Raffles and Slings in Singapore

January 23, 2015

Editor’s Note: Diplomatic Security Agent Damien Golzari is a fictional character in the Connor Stark series. This is the first in a series of short descriptions of the various watering holes around the world in which various characters from the books find themselves before or after an event in the forthcoming sequel to The Aden Effect. Stick around for cocktail recipes unique to each bar.


Mallosia Imperatrix. It’s a bug. More specifically, it’s a beetle found in the Middle East. One of my earliest and only memories, before we escaped from Iran after the Ayatollah’s rise to power, was crushing one of these beetles. Its body was tan and yellow and brown with a honeycomb pattern on its upper thorax, not unlike that of a roasted peanut. It had a distinctive sound as I pressed my sandal onto it. The sound was quite muted compared to what sounded like the crushing of dozens of beetles as their exoskeletons broke from my weight and their guts spilled out. But this time I hadn’t intended to do it.

I had met the informant. I never got his name. We sat in the wicker chairs, I with my back to one wall, in the Long Bar of Raffles, one of the popular tourist bars in this Singapore hotel built in the late nineteenth century. A few American sailors had just left. Two women and a man were at another table on the far side of the room drinking Singapore Slings before it all started. Newbies always ordered that here since it was at this bar the cocktail had been invented. I don’t know if the Japanese stopped serving them when they took over the area during the Second World War.

It would have been more advantageous to meet elsewhere but I was familiar with Raffles, had stayed at the hotel several times, and – most importantly – my informant demanded it. The complex took up most of the block between North Bridge Road and Beach Road. The slow, rhythmical, almost imperceptible hum of the mechanized fans hanging from the ceiling (punkawallahs had long since been displaced here) had muted our already hushed conversation when three more visitors walked in, ignored us, and sat on the stools before the teakwood bar. None ordered a drink from the perplexed bartender who swept the bar with his arm of the empty peanut shells left by previous customers.

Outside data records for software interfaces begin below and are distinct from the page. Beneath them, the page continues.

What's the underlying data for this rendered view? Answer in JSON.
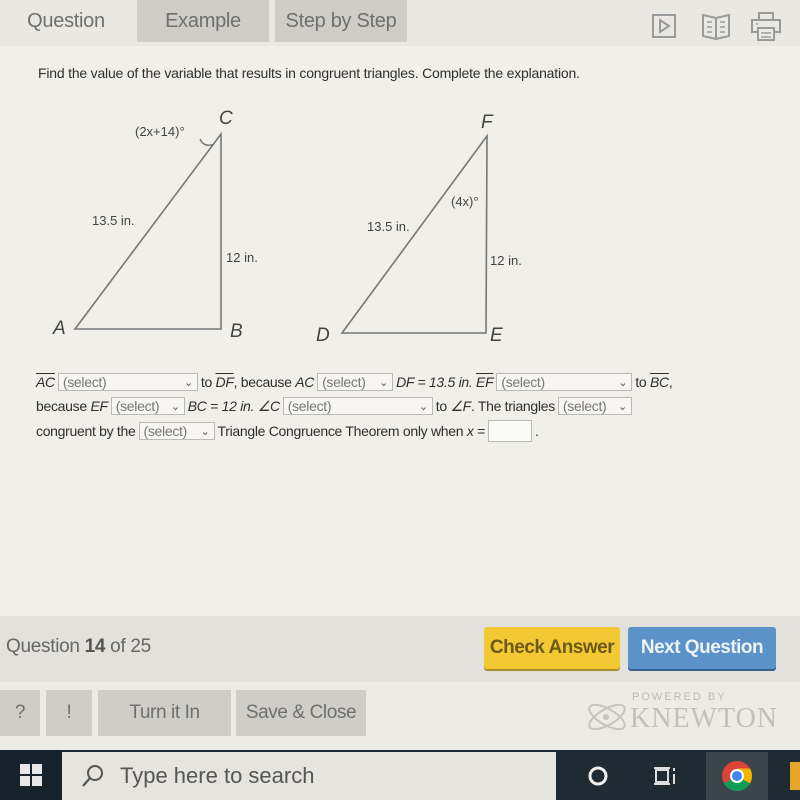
{
  "tabs": [
    {
      "label": "Question",
      "active": true
    },
    {
      "label": "Example",
      "active": false
    },
    {
      "label": "Step by Step",
      "active": false
    }
  ],
  "toolbar_icons": [
    "play-icon",
    "book-icon",
    "print-icon"
  ],
  "question": {
    "prompt": "Find the value of the variable that results in congruent triangles. Complete the explanation.",
    "figure": {
      "triangle1": {
        "vertices": {
          "A": "A",
          "B": "B",
          "C": "C"
        },
        "angle_label": "(2x+14)°",
        "hypotenuse_label": "13.5 in.",
        "leg_label": "12 in."
      },
      "triangle2": {
        "vertices": {
          "D": "D",
          "E": "E",
          "F": "F"
        },
        "angle_label": "(4x)°",
        "hypotenuse_label": "13.5 in.",
        "leg_label": "12 in."
      }
    },
    "explanation": {
      "line1": {
        "seg_ac": "AC",
        "sel1": "(select)",
        "t1": "to",
        "seg_df": "DF",
        "t2": ", because",
        "ac": "AC",
        "sel2": "(select)",
        "t3": "DF = 13.5 in.",
        "seg_ef": "EF",
        "sel3": "(select)",
        "t4": "to",
        "seg_bc": "BC",
        "t5": ","
      },
      "line2": {
        "t1": "because",
        "ef": "EF",
        "sel4": "(select)",
        "t2": "BC = 12 in.",
        "angle_c": "∠C",
        "sel5": "(select)",
        "t3": "to",
        "angle_f": "∠F",
        "t4": ". The triangles",
        "sel6": "(select)"
      },
      "line3": {
        "t1": "congruent by the",
        "sel7": "(select)",
        "t2": "Triangle Congruence Theorem only when",
        "x": "x",
        "t3": "=",
        "answer_value": "",
        "t4": "."
      }
    }
  },
  "footer": {
    "question_label": "Question",
    "question_number": "14",
    "of_label": "of 25",
    "check_answer": "Check Answer",
    "next_question": "Next Question"
  },
  "bottom_buttons": {
    "help": "?",
    "alert": "!",
    "turn_in": "Turn it In",
    "save_close": "Save & Close"
  },
  "branding": {
    "powered_by": "POWERED BY",
    "name": "KNEWTON"
  },
  "taskbar": {
    "search_placeholder": "Type here to search"
  },
  "colors": {
    "check_answer": "#f2c932",
    "next_question": "#5b92c8",
    "taskbar": "#1f2b33"
  }
}
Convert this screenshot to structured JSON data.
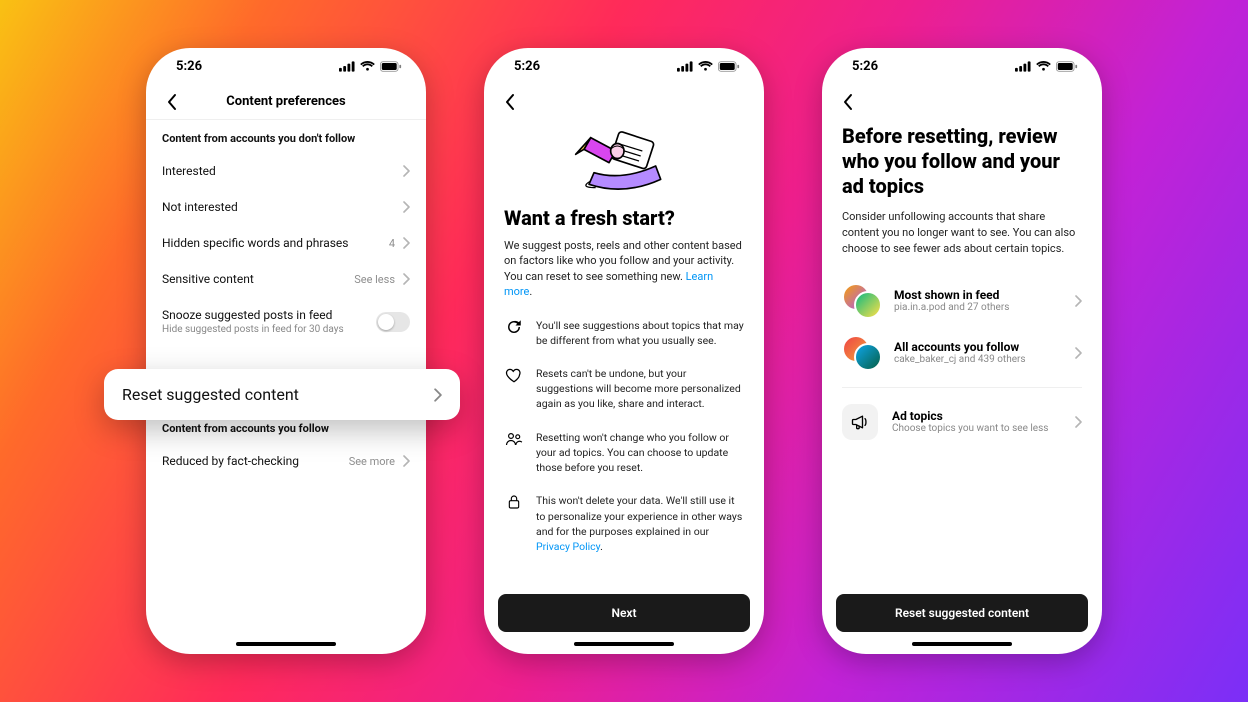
{
  "status_time": "5:26",
  "phone1": {
    "title": "Content preferences",
    "section1": "Content from accounts you don't follow",
    "rows": {
      "interested": "Interested",
      "not_interested": "Not interested",
      "hidden_words": "Hidden specific words and phrases",
      "hidden_words_count": "4",
      "sensitive": "Sensitive content",
      "sensitive_right": "See less",
      "snooze_label": "Snooze suggested posts in feed",
      "snooze_desc": "Hide suggested posts in feed for 30 days"
    },
    "popout_label": "Reset suggested content",
    "section2": "Content from accounts you follow",
    "reduced": "Reduced by fact-checking",
    "reduced_right": "See more"
  },
  "phone2": {
    "title": "Want a fresh start?",
    "desc": "We suggest posts, reels and other content based on factors like who you follow and your activity. You can reset to see something new.",
    "learn_more": "Learn more",
    "bullets": {
      "b1": "You'll see suggestions about topics that may be different from what you usually see.",
      "b2": "Resets can't be undone, but your suggestions will become more personalized again as you like, share and interact.",
      "b3": "Resetting won't change who you follow or your ad topics. You can choose to update those before you reset.",
      "b4a": "This won't delete your data. We'll still use it to personalize your experience in other ways and for the purposes explained in our ",
      "b4_link": "Privacy Policy"
    },
    "next_btn": "Next"
  },
  "phone3": {
    "title": "Before resetting, review who you follow and your ad topics",
    "desc": "Consider unfollowing accounts that share content you no longer want to see. You can also choose to see fewer ads about certain topics.",
    "most_shown_title": "Most shown in feed",
    "most_shown_sub": "pia.in.a.pod and 27 others",
    "all_follow_title": "All accounts you follow",
    "all_follow_sub": "cake_baker_cj and 439 others",
    "ad_topics_title": "Ad topics",
    "ad_topics_sub": "Choose topics you want to see less",
    "reset_btn": "Reset suggested content"
  }
}
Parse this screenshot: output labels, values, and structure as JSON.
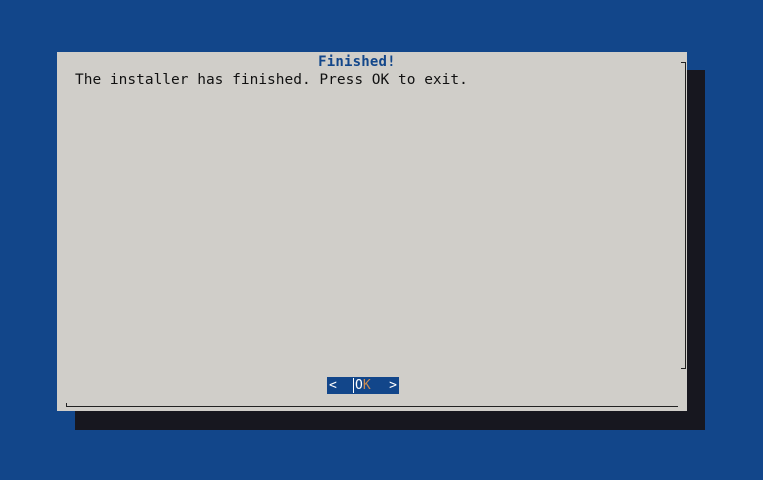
{
  "dialog": {
    "title": "Finished!",
    "message": "The installer has finished. Press OK to exit.",
    "ok_button": {
      "left_bracket": "<",
      "hotkey": "O",
      "rest": "K",
      "right_bracket": ">"
    }
  },
  "colors": {
    "background": "#12468a",
    "dialog_bg": "#d0cec9",
    "shadow": "#17171f",
    "title": "#12468a",
    "button_bg": "#12468a"
  }
}
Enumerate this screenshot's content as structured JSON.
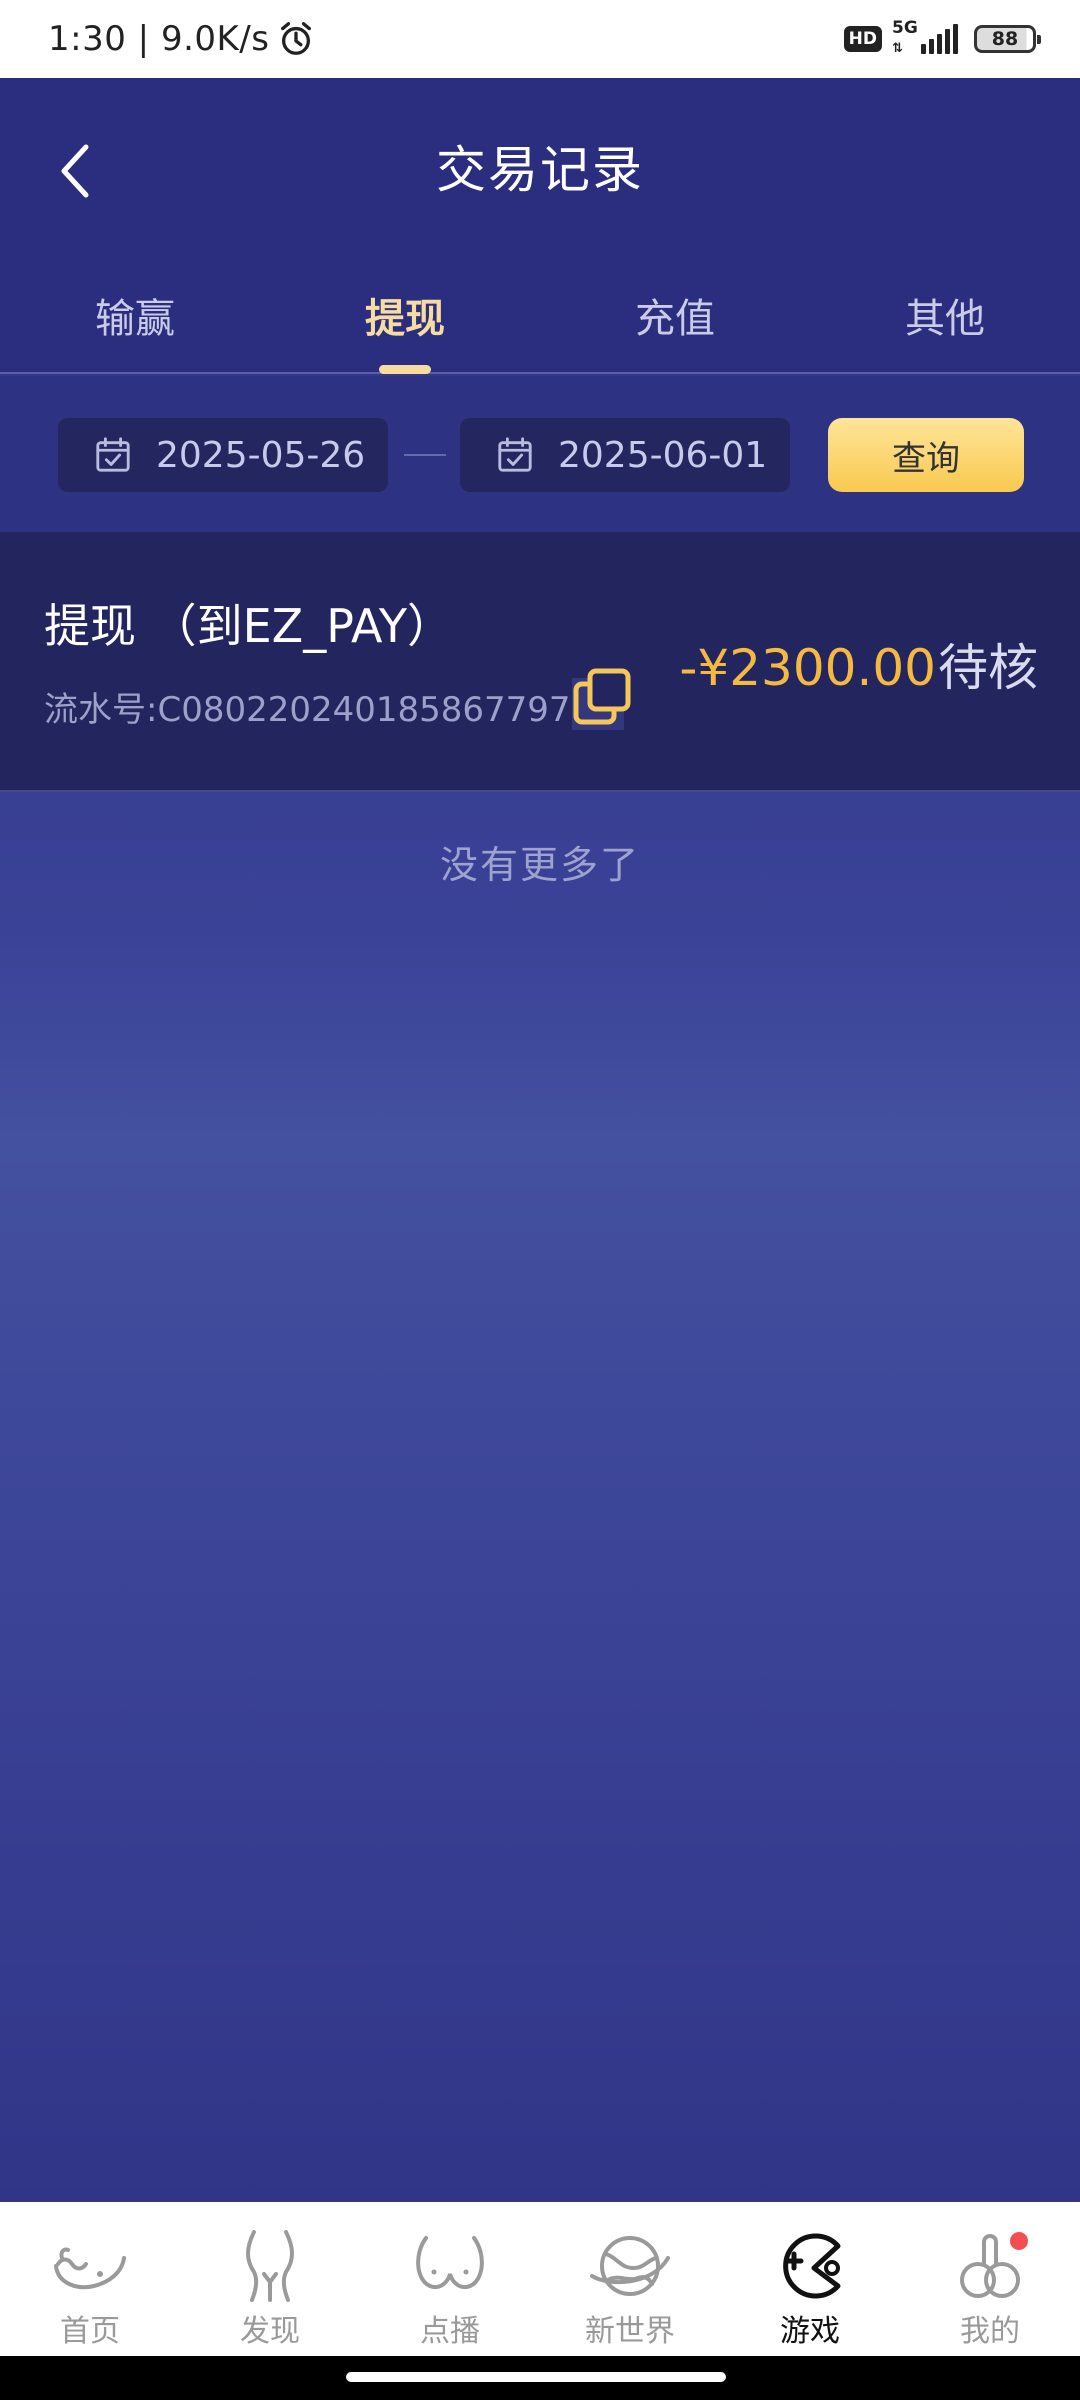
{
  "status_bar": {
    "time": "1:30",
    "speed": "9.0K/s",
    "hd": "HD",
    "network": "5G",
    "battery": "88"
  },
  "header": {
    "title": "交易记录"
  },
  "tabs": [
    {
      "label": "输赢",
      "active": false
    },
    {
      "label": "提现",
      "active": true
    },
    {
      "label": "充值",
      "active": false
    },
    {
      "label": "其他",
      "active": false
    }
  ],
  "filter": {
    "start_date": "2025-05-26",
    "end_date": "2025-06-01",
    "query_label": "查询"
  },
  "records": [
    {
      "title": "提现 （到EZ_PAY）",
      "serial": "流水号:C080220240185867797",
      "amount": "-¥2300.00",
      "status": "待核"
    }
  ],
  "list_end_text": "没有更多了",
  "bottom_nav": [
    {
      "label": "首页",
      "icon": "home-icon",
      "active": false
    },
    {
      "label": "发现",
      "icon": "discover-icon",
      "active": false
    },
    {
      "label": "点播",
      "icon": "vod-icon",
      "active": false
    },
    {
      "label": "新世界",
      "icon": "planet-icon",
      "active": false
    },
    {
      "label": "游戏",
      "icon": "game-icon",
      "active": true
    },
    {
      "label": "我的",
      "icon": "profile-icon",
      "active": false,
      "badge": true
    }
  ],
  "colors": {
    "header_bg": "#2b2e7f",
    "accent_gold": "#f7dca2",
    "amount_orange": "#f5b940",
    "button_yellow": "#f9c94f",
    "record_bg": "#23255f"
  }
}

For such a popular tourist destination in the city, there were too few people and no one else was walking through the main door, although I heard muffled voices and footsteps as people walked away. My informant was still answering my questions when I slid my hand inside the jacket of my single-breasted suit. My tailor at Gieves & Hawkes in London modified every one of my suits so that the cut hid my Glock. A minute later, it was all over.

I had expended every round, but it wasn’t enough. My father’s Savak bodyguards had taught me how to shoot straight and how to extricate myself from a situation. I stood alone at the Long Bar as countless peanut shells were crushed by my Ferragamo shoes. My informant’s blood soaked the peanut shells like the guts of the beetle.

It hadn’t been more than a minute before I heard the approaching wailing sirens of police cars and officers racing up to the floor. I put my Glock back in the holster and interlocked my hands behind my head before they entered and took one last appreciative look at the bar. It was unlikely I’d be able to return. But one thing I wouldn’t miss were the peanuts.


Drinks Menu from Raffles

How to Make a Singapore Sling from Esquire Magazine:


1 ounce London dry gin

1 ounce Bols cherry brandy or Heering cherry liqueur

1 ounce Benedictine

1 ounce lime juice

club soda

Glass Type: Collins glass


Stir well with 2 or 3 ice cubes in a chilled cocktail shaker, then pour unstrained into a Collins glass and fill to taste with cold club soda or seltzer. Garnish with the spiral-cut peel of a lime.

Claude Berube has worked on Capitol Hill and for the Office of Naval Intelligence, and deployed with Expeditionary Strike Group Five in 2004-2005. He has taught at the United States Naval Academy for the past nine years. He is the co-author of three non-fiction books and the author of The Aden Effect, the first in a series of Connor Stark novels published by Naval Institute Press. The first sequel will be published this fall. Follow him on twitter: @cgberube

Photo credit: Mark Pegrum (adapted by WOTR)